BELLEAIR BLUFFS – Dogs may now legally accompany their owners to qualified Belleair Bluffs restaurants.
Dog dining has become a common practice in the city, though it was never officially allowed before the City Commission passed on final reading a dog friendly dining ordinance at the Sept. 16 City Commission meeting.
The practice is still permitted only in outdoor dining areas of restaurants that meet specified criteria. To qualify as dog-friendly, a restaurant owner must be licensed and pay for a permit, have hand sanitizers available, and allow the dogs only in designated outdoor areas. The dogs must be leashed and are not permitted on chairs or tables.
Passage of an ordinance making dog dining legal removes a dilemma the city has had in dealing with what had become a common occurrence at a few restaurants.

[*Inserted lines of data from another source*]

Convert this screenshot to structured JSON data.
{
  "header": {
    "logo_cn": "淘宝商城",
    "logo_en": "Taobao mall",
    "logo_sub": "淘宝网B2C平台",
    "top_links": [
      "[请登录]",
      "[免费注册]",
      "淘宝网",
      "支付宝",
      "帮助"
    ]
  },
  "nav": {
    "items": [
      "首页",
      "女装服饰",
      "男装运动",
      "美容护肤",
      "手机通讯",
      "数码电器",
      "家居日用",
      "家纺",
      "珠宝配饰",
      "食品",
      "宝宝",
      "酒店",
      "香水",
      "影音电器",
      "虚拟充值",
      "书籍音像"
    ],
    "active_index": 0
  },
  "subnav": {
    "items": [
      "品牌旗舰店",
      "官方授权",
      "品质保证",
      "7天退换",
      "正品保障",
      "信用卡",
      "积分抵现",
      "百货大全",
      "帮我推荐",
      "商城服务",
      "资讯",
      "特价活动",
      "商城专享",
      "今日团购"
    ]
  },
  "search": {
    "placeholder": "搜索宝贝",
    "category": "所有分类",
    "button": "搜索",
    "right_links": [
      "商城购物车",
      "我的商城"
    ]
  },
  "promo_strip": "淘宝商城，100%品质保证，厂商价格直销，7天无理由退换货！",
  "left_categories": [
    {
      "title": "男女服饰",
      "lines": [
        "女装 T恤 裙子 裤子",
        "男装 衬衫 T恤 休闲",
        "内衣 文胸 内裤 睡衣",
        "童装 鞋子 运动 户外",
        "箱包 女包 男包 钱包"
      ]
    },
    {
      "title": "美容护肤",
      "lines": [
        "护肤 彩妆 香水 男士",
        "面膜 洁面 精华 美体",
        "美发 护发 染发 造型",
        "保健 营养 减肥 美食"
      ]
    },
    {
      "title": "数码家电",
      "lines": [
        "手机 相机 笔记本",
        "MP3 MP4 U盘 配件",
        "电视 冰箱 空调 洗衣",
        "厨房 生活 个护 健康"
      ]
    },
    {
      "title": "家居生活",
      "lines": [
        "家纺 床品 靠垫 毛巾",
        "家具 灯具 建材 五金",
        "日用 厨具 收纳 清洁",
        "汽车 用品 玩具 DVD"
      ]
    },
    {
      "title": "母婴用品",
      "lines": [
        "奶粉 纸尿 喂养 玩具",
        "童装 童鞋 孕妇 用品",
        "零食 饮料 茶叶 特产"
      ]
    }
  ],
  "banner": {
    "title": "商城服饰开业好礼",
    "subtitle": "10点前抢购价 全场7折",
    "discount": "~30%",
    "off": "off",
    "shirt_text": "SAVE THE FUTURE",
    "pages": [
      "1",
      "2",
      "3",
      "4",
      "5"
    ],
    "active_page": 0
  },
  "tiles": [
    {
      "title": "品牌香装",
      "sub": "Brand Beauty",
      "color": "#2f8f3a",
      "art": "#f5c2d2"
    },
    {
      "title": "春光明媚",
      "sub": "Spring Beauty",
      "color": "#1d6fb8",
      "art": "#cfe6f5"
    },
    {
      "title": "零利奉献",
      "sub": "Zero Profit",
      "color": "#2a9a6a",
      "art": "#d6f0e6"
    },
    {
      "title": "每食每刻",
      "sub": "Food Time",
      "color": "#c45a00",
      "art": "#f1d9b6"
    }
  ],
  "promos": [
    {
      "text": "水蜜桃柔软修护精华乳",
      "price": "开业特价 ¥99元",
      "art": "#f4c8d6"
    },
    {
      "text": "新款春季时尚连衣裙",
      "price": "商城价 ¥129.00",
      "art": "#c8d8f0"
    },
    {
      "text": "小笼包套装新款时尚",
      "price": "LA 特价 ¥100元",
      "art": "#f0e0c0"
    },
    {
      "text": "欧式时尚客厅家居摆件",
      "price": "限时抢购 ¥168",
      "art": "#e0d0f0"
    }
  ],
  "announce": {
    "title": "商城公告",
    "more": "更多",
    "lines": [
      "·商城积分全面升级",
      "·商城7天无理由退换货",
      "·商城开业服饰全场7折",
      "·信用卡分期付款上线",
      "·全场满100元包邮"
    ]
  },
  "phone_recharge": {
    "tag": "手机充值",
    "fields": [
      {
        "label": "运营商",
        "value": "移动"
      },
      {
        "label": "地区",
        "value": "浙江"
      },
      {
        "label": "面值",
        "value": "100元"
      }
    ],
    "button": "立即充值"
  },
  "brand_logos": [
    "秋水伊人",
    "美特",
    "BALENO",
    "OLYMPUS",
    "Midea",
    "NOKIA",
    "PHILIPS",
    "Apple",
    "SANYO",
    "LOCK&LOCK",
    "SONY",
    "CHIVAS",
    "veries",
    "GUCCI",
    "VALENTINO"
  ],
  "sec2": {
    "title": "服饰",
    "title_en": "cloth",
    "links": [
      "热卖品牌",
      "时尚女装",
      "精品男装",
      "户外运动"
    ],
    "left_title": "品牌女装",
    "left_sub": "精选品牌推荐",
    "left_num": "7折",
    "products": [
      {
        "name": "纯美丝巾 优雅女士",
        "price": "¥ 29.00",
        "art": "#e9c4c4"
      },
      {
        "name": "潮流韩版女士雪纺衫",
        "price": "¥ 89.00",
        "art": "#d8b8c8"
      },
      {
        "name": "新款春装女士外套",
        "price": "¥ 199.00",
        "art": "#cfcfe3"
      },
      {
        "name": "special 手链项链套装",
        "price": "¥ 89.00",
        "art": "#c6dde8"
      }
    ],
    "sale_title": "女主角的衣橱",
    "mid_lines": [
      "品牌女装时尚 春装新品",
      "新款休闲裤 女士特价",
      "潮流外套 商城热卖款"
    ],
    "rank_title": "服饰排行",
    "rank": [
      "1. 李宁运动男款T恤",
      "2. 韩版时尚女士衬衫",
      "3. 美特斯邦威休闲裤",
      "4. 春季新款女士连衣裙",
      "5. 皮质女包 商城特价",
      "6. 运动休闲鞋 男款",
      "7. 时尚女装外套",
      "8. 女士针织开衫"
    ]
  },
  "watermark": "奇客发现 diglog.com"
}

At an early discussion of the issue, City Clerk Debra Sullivan said, “We can’t continue to turn a blind eye to something that is illegal.”
Mayor Chris Arbutine responded, “It would be very embarrassing to send a deputy in to take a dog out.”
Commission members appeared pleased to add dog-friendly dining to the city’s menu of attractions.
Commissioner Joseph Barkley said, “This is important to keep Belleair Bluffs in line with other communities that have adopted similar ordinances and will help the restaurateurs.”
Commissioner Jack Nazario said allowing dog dining “is in line with the feelings of the populace that want to sit down outside with their pets.”
Only those restaurants with outdoor dining areas can offer dog-friendly dining. The animals are never permitted indoors.
Settlement reached with former fire chief
An agreement to settle a lawsuit against the city brought by former Belleair Bluffs Fire Chief Patrick Competelli was announced by City Attorney Thomas Trask. Competelli was fired by Mayor Arbutine in 2009.
Under terms of the agreement reached through mediation, Competelli will receive $225,000 as a full settlement. The city will pay half the amount with the rest paid by its insurance carrier. The attorneys in the case will bear their own fees and costs, Trask said.
The agreement frees the city from any other obligations to Competelli, Trask said. “I do not foresee anything else coming out of this,” he said.
Resident Dave Fynan, who has been critical of the city’s handling of the fire pension payment made to its former firefighters, said the settlement with Competelli is another example where the mishandling of a situation has cost the taxpayers.
“I would urge this body (commission) to be a little more deliberate, and to realize this is a democracy, not a dictatorship,” he said.
Fynan added he believed the city’s “cookie jar” of money “has got to be getting empty, and you’re going back and asking for a utility tax and other fees to fill it back up again.”
Arbutine defended the city’s actions, saying “we did the best we could.” Money was saved by contracting out for fire services, he said, and Competelli’s payment “was about what he would have received anyway as a severance package.”
Arbutine said the settlements with the firefighters and Competelli mean “we are free from the pension plan, free from the obligations, and we need to move on.”